⟨

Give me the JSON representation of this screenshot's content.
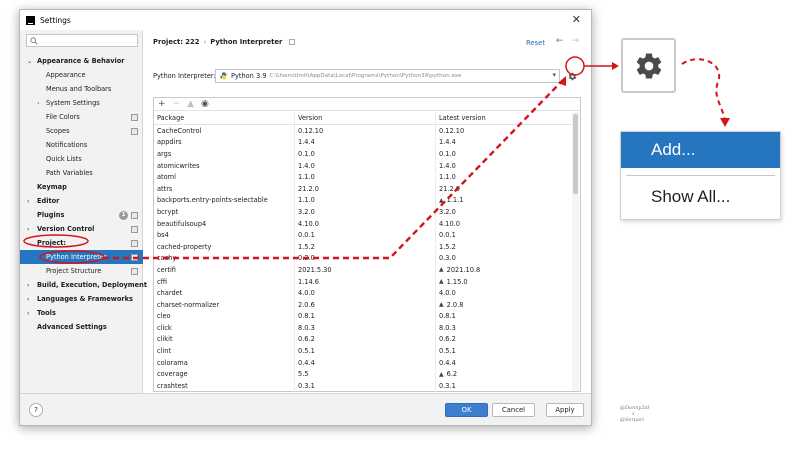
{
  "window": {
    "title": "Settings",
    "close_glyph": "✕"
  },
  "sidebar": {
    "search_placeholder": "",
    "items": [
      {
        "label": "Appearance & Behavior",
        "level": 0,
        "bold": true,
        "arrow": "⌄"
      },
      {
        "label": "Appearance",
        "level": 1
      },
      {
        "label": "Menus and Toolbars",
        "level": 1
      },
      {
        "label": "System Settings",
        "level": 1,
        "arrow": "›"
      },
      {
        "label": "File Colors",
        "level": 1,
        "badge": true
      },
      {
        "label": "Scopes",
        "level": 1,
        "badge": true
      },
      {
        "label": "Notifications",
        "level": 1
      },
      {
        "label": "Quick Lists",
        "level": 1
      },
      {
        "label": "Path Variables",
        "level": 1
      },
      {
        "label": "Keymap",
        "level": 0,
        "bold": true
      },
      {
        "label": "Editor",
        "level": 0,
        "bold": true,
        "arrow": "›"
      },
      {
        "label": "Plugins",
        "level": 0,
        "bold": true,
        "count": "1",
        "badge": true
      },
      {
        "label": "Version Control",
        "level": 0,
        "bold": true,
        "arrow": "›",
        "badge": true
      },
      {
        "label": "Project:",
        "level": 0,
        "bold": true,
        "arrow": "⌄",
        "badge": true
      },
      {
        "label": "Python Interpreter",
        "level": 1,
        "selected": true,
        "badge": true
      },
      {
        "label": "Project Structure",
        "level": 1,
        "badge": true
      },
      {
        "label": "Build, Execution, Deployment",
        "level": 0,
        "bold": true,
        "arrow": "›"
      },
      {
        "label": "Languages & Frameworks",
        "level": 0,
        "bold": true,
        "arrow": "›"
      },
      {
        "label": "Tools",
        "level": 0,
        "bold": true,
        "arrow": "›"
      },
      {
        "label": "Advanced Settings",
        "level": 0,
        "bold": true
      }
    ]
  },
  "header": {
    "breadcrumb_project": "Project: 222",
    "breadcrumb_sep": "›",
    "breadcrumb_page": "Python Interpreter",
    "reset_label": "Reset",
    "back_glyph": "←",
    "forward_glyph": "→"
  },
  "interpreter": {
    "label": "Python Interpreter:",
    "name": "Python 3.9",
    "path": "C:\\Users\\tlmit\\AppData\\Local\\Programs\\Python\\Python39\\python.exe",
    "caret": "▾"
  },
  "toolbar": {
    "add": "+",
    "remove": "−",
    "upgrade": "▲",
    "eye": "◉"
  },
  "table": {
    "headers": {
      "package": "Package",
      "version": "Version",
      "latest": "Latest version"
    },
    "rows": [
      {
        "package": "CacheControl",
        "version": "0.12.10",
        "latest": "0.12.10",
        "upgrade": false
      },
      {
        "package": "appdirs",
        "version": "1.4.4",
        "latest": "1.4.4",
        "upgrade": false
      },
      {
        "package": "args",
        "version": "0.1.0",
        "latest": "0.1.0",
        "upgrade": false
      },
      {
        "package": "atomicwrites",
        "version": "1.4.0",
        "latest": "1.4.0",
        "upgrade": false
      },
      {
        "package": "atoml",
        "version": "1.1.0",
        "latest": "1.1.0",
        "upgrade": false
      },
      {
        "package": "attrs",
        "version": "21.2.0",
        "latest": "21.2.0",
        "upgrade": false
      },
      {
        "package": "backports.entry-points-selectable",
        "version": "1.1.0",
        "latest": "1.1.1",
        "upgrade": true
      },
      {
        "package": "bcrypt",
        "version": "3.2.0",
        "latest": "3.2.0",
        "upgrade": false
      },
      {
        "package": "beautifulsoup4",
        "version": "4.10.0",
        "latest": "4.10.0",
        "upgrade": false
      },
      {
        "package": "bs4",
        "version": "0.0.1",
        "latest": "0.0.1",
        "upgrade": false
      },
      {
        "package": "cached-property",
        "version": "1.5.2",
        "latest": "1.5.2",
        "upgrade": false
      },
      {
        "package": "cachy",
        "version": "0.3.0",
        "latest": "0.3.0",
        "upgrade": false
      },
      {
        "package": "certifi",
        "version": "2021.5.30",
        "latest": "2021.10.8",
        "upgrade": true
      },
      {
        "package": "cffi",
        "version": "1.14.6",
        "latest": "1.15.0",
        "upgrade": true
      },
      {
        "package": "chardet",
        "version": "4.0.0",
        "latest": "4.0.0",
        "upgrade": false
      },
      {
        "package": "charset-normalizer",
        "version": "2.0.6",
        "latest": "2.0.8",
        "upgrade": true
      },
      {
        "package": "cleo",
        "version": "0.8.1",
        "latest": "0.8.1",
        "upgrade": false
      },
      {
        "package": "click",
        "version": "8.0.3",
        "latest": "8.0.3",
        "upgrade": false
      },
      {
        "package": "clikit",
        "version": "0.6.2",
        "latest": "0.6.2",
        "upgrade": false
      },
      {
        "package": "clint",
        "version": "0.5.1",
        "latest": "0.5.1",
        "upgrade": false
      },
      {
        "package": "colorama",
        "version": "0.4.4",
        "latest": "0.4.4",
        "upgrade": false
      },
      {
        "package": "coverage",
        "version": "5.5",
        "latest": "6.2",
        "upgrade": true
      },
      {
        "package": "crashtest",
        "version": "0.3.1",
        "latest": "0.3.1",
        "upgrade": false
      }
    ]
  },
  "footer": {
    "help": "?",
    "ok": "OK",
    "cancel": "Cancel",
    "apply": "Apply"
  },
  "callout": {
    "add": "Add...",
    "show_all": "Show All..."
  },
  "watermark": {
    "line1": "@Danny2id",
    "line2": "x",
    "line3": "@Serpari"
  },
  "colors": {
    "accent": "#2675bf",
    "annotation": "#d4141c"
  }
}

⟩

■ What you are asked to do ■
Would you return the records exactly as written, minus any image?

■ Expected answer ■
Give me the JSON representation of this screenshot's content.
{
  "window": {
    "title": "Settings",
    "close_glyph": "✕"
  },
  "sidebar": {
    "search_placeholder": "",
    "items": [
      {
        "label": "Appearance & Behavior",
        "level": 0,
        "bold": true,
        "arrow": "⌄"
      },
      {
        "label": "Appearance",
        "level": 1
      },
      {
        "label": "Menus and Toolbars",
        "level": 1
      },
      {
        "label": "System Settings",
        "level": 1,
        "arrow": "›"
      },
      {
        "label": "File Colors",
        "level": 1,
        "badge": true
      },
      {
        "label": "Scopes",
        "level": 1,
        "badge": true
      },
      {
        "label": "Notifications",
        "level": 1
      },
      {
        "label": "Quick Lists",
        "level": 1
      },
      {
        "label": "Path Variables",
        "level": 1
      },
      {
        "label": "Keymap",
        "level": 0,
        "bold": true
      },
      {
        "label": "Editor",
        "level": 0,
        "bold": true,
        "arrow": "›"
      },
      {
        "label": "Plugins",
        "level": 0,
        "bold": true,
        "count": "1",
        "badge": true
      },
      {
        "label": "Version Control",
        "level": 0,
        "bold": true,
        "arrow": "›",
        "badge": true
      },
      {
        "label": "Project:",
        "level": 0,
        "bold": true,
        "arrow": "⌄",
        "badge": true
      },
      {
        "label": "Python Interpreter",
        "level": 1,
        "selected": true,
        "badge": true
      },
      {
        "label": "Project Structure",
        "level": 1,
        "badge": true
      },
      {
        "label": "Build, Execution, Deployment",
        "level": 0,
        "bold": true,
        "arrow": "›"
      },
      {
        "label": "Languages & Frameworks",
        "level": 0,
        "bold": true,
        "arrow": "›"
      },
      {
        "label": "Tools",
        "level": 0,
        "bold": true,
        "arrow": "›"
      },
      {
        "label": "Advanced Settings",
        "level": 0,
        "bold": true
      }
    ]
  },
  "header": {
    "breadcrumb_project": "Project: 222",
    "breadcrumb_sep": "›",
    "breadcrumb_page": "Python Interpreter",
    "reset_label": "Reset",
    "back_glyph": "←",
    "forward_glyph": "→"
  },
  "interpreter": {
    "label": "Python Interpreter:",
    "name": "Python 3.9",
    "path": "C:\\Users\\tlmit\\AppData\\Local\\Programs\\Python\\Python39\\python.exe",
    "caret": "▾"
  },
  "toolbar": {
    "add": "+",
    "remove": "−",
    "upgrade": "▲",
    "eye": "◉"
  },
  "table": {
    "headers": {
      "package": "Package",
      "version": "Version",
      "latest": "Latest version"
    },
    "rows": [
      {
        "package": "CacheControl",
        "version": "0.12.10",
        "latest": "0.12.10",
        "upgrade": false
      },
      {
        "package": "appdirs",
        "version": "1.4.4",
        "latest": "1.4.4",
        "upgrade": false
      },
      {
        "package": "args",
        "version": "0.1.0",
        "latest": "0.1.0",
        "upgrade": false
      },
      {
        "package": "atomicwrites",
        "version": "1.4.0",
        "latest": "1.4.0",
        "upgrade": false
      },
      {
        "package": "atoml",
        "version": "1.1.0",
        "latest": "1.1.0",
        "upgrade": false
      },
      {
        "package": "attrs",
        "version": "21.2.0",
        "latest": "21.2.0",
        "upgrade": false
      },
      {
        "package": "backports.entry-points-selectable",
        "version": "1.1.0",
        "latest": "1.1.1",
        "upgrade": true
      },
      {
        "package": "bcrypt",
        "version": "3.2.0",
        "latest": "3.2.0",
        "upgrade": false
      },
      {
        "package": "beautifulsoup4",
        "version": "4.10.0",
        "latest": "4.10.0",
        "upgrade": false
      },
      {
        "package": "bs4",
        "version": "0.0.1",
        "latest": "0.0.1",
        "upgrade": false
      },
      {
        "package": "cached-property",
        "version": "1.5.2",
        "latest": "1.5.2",
        "upgrade": false
      },
      {
        "package": "cachy",
        "version": "0.3.0",
        "latest": "0.3.0",
        "upgrade": false
      },
      {
        "package": "certifi",
        "version": "2021.5.30",
        "latest": "2021.10.8",
        "upgrade": true
      },
      {
        "package": "cffi",
        "version": "1.14.6",
        "latest": "1.15.0",
        "upgrade": true
      },
      {
        "package": "chardet",
        "version": "4.0.0",
        "latest": "4.0.0",
        "upgrade": false
      },
      {
        "package": "charset-normalizer",
        "version": "2.0.6",
        "latest": "2.0.8",
        "upgrade": true
      },
      {
        "package": "cleo",
        "version": "0.8.1",
        "latest": "0.8.1",
        "upgrade": false
      },
      {
        "package": "click",
        "version": "8.0.3",
        "latest": "8.0.3",
        "upgrade": false
      },
      {
        "package": "clikit",
        "version": "0.6.2",
        "latest": "0.6.2",
        "upgrade": false
      },
      {
        "package": "clint",
        "version": "0.5.1",
        "latest": "0.5.1",
        "upgrade": false
      },
      {
        "package": "colorama",
        "version": "0.4.4",
        "latest": "0.4.4",
        "upgrade": false
      },
      {
        "package": "coverage",
        "version": "5.5",
        "latest": "6.2",
        "upgrade": true
      },
      {
        "package": "crashtest",
        "version": "0.3.1",
        "latest": "0.3.1",
        "upgrade": false
      }
    ]
  },
  "footer": {
    "help": "?",
    "ok": "OK",
    "cancel": "Cancel",
    "apply": "Apply"
  },
  "callout": {
    "add": "Add...",
    "show_all": "Show All..."
  },
  "watermark": {
    "line1": "@Danny2id",
    "line2": "x",
    "line3": "@Serpari"
  },
  "colors": {
    "accent": "#2675bf",
    "annotation": "#d4141c"
  }
}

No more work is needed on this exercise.